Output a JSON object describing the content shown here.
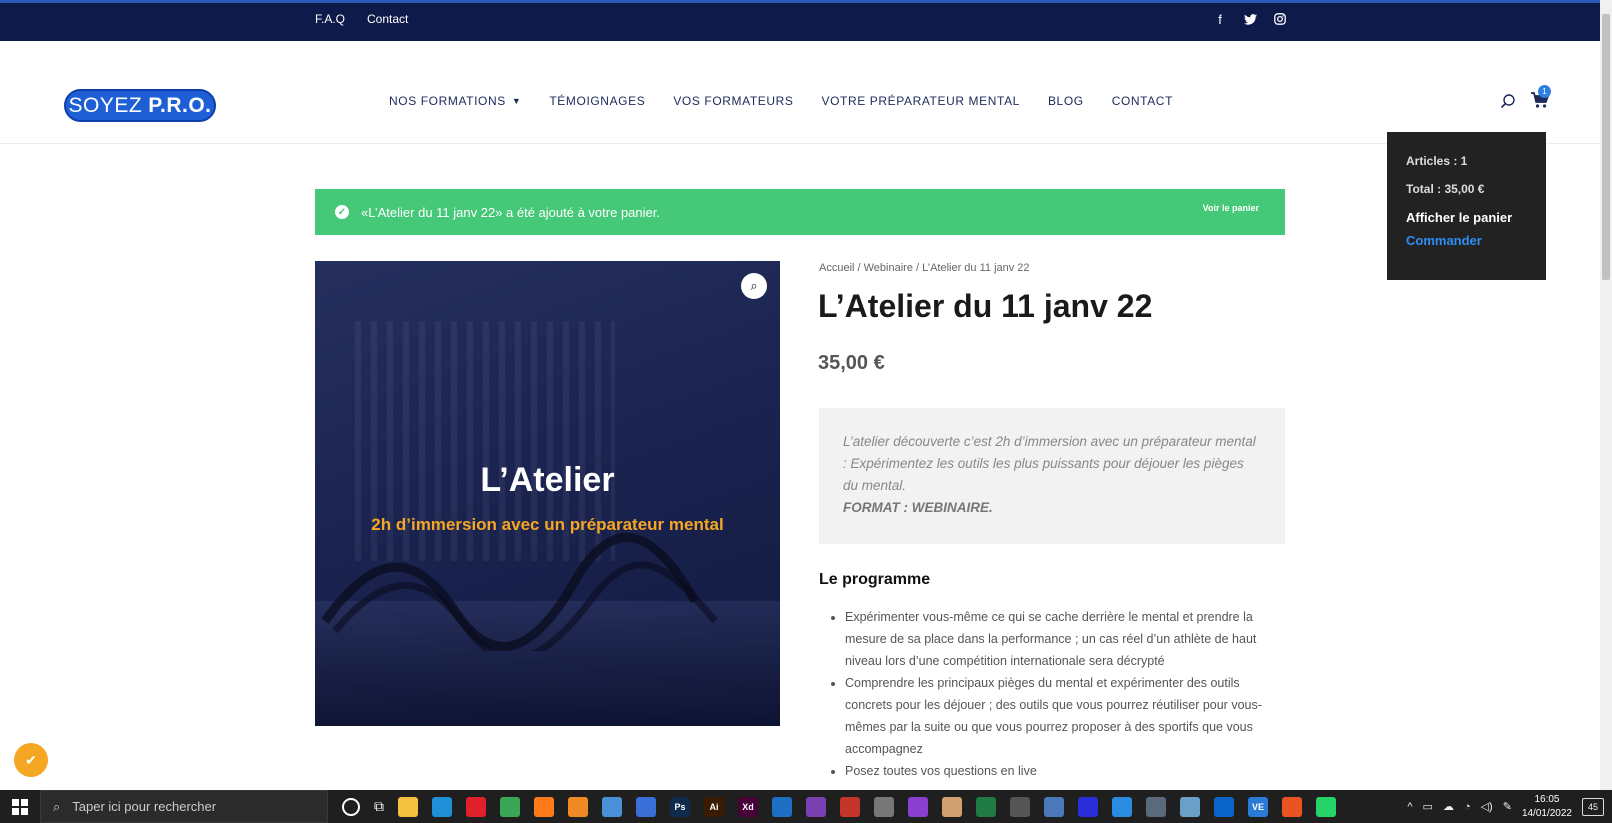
{
  "topbar": {
    "links": [
      "F.A.Q",
      "Contact"
    ],
    "social_icons": [
      "facebook-icon",
      "twitter-icon",
      "instagram-icon"
    ]
  },
  "header": {
    "logo": {
      "text_a": "SOYEZ",
      "text_b": "P.R.O."
    },
    "nav": [
      {
        "label": "NOS FORMATIONS",
        "has_dropdown": true
      },
      {
        "label": "TÉMOIGNAGES"
      },
      {
        "label": "VOS FORMATEURS"
      },
      {
        "label": "VOTRE PRÉPARATEUR MENTAL"
      },
      {
        "label": "BLOG"
      },
      {
        "label": "CONTACT"
      }
    ],
    "cart_count": "1"
  },
  "minicart": {
    "articles": "Articles : 1",
    "total": "Total : 35,00 €",
    "show_cart": "Afficher le panier",
    "checkout": "Commander"
  },
  "notice": {
    "message": "«L’Atelier du 11 janv 22» a été ajouté à votre panier.",
    "view_cart": "Voir le panier"
  },
  "product": {
    "image_title": "L’Atelier",
    "image_subtitle": "2h d’immersion avec un préparateur mental",
    "breadcrumb": "Accueil / Webinaire / L’Atelier du 11 janv 22",
    "title": "L’Atelier du 11 janv 22",
    "price": "35,00 €",
    "short_description": "L’atelier découverte c’est 2h d’immersion avec un préparateur mental : Expérimentez les outils les plus puissants pour déjouer les pièges du mental.",
    "format": "FORMAT : WEBINAIRE.",
    "program_heading": "Le programme",
    "program": [
      "Expérimenter vous-même ce qui se cache derrière le mental et prendre la mesure de sa place dans la performance ; un cas réel d’un athlète de haut niveau lors d’une compétition internationale sera décrypté",
      "Comprendre les principaux pièges du mental et expérimenter des outils concrets pour les déjouer ; des outils que vous pourrez réutiliser pour vous-mêmes par la suite ou que vous pourrez proposer à des sportifs que vous accompagnez",
      "Posez toutes vos questions en live"
    ]
  },
  "taskbar": {
    "search_placeholder": "Taper ici pour rechercher",
    "time": "16:05",
    "date": "14/01/2022",
    "notifications": "45",
    "apps": [
      {
        "name": "file-explorer-icon",
        "color": "#f3c140",
        "label": ""
      },
      {
        "name": "edge-icon",
        "color": "#1f8fd8",
        "label": ""
      },
      {
        "name": "opera-icon",
        "color": "#e0212b",
        "label": ""
      },
      {
        "name": "chrome-icon",
        "color": "#3aa757",
        "label": ""
      },
      {
        "name": "firefox-icon",
        "color": "#ff7a1a",
        "label": ""
      },
      {
        "name": "sublime-icon",
        "color": "#f08a24",
        "label": ""
      },
      {
        "name": "network-icon",
        "color": "#4a90d9",
        "label": ""
      },
      {
        "name": "remote-icon",
        "color": "#3a6fd8",
        "label": ""
      },
      {
        "name": "photoshop-icon",
        "color": "#0f2a4a",
        "label": "Ps"
      },
      {
        "name": "illustrator-icon",
        "color": "#3a1a00",
        "label": "Ai"
      },
      {
        "name": "xd-icon",
        "color": "#470137",
        "label": "Xd"
      },
      {
        "name": "affinity-designer-icon",
        "color": "#1d6fc4",
        "label": ""
      },
      {
        "name": "affinity-photo-icon",
        "color": "#7a3fb0",
        "label": ""
      },
      {
        "name": "affinity-publisher-icon",
        "color": "#c4352a",
        "label": ""
      },
      {
        "name": "alien-icon",
        "color": "#777777",
        "label": ""
      },
      {
        "name": "droplet-icon",
        "color": "#8b3fd0",
        "label": ""
      },
      {
        "name": "palette-icon",
        "color": "#d0a070",
        "label": ""
      },
      {
        "name": "excel-sheet-icon",
        "color": "#1f7a44",
        "label": ""
      },
      {
        "name": "gamepad-icon",
        "color": "#555555",
        "label": ""
      },
      {
        "name": "scanner-icon",
        "color": "#4a78b8",
        "label": ""
      },
      {
        "name": "amazon-music-icon",
        "color": "#2b2dd8",
        "label": ""
      },
      {
        "name": "safari-icon",
        "color": "#2a8ce0",
        "label": ""
      },
      {
        "name": "calculator-icon",
        "color": "#5a6a7a",
        "label": ""
      },
      {
        "name": "notes-icon",
        "color": "#6aa0c8",
        "label": ""
      },
      {
        "name": "outlook-icon",
        "color": "#0a64c8",
        "label": ""
      },
      {
        "name": "vs-code-icon",
        "color": "#2a7ad8",
        "label": "VE"
      },
      {
        "name": "ubuntu-icon",
        "color": "#e95420",
        "label": ""
      },
      {
        "name": "whatsapp-icon",
        "color": "#25d366",
        "label": ""
      }
    ]
  }
}
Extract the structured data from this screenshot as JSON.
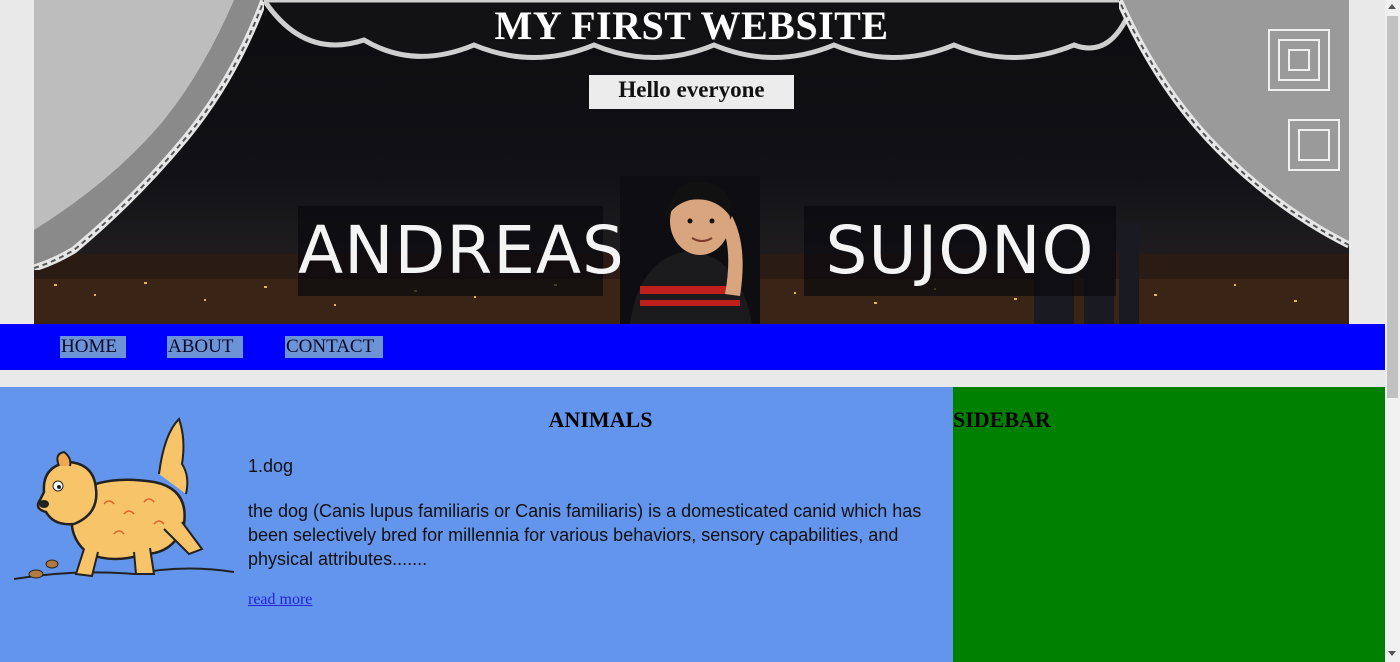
{
  "header": {
    "site_title": "MY FIRST WEBSITE",
    "greeting": "Hello everyone",
    "name_first": "ANDREAS",
    "name_last": "SUJONO"
  },
  "nav": {
    "items": [
      {
        "label": "HOME"
      },
      {
        "label": "ABOUT"
      },
      {
        "label": "CONTACT"
      }
    ],
    "bar_color": "#0000ff",
    "link_bg": "#6c93d6"
  },
  "main": {
    "section_title": "ANIMALS",
    "item_title": "1.dog",
    "item_description": "the dog (Canis lupus familiaris or Canis familiaris) is a domesticated canid which has been selectively bred for millennia for various behaviors, sensory capabilities, and physical attributes.......",
    "read_more": "read more",
    "background": "#6495ed"
  },
  "sidebar": {
    "title": "SIDEBAR",
    "background": "#008000"
  },
  "icons": {
    "dog": "dog-illustration",
    "portrait": "boy-portrait"
  }
}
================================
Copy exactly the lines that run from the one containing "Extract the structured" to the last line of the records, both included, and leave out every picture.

Extract the structured data from this screenshot as JSON.
{
  "header": {
    "site_title": "MY FIRST WEBSITE",
    "greeting": "Hello everyone",
    "name_first": "ANDREAS",
    "name_last": "SUJONO"
  },
  "nav": {
    "items": [
      {
        "label": "HOME"
      },
      {
        "label": "ABOUT"
      },
      {
        "label": "CONTACT"
      }
    ],
    "bar_color": "#0000ff",
    "link_bg": "#6c93d6"
  },
  "main": {
    "section_title": "ANIMALS",
    "item_title": "1.dog",
    "item_description": "the dog (Canis lupus familiaris or Canis familiaris) is a domesticated canid which has been selectively bred for millennia for various behaviors, sensory capabilities, and physical attributes.......",
    "read_more": "read more",
    "background": "#6495ed"
  },
  "sidebar": {
    "title": "SIDEBAR",
    "background": "#008000"
  },
  "icons": {
    "dog": "dog-illustration",
    "portrait": "boy-portrait"
  }
}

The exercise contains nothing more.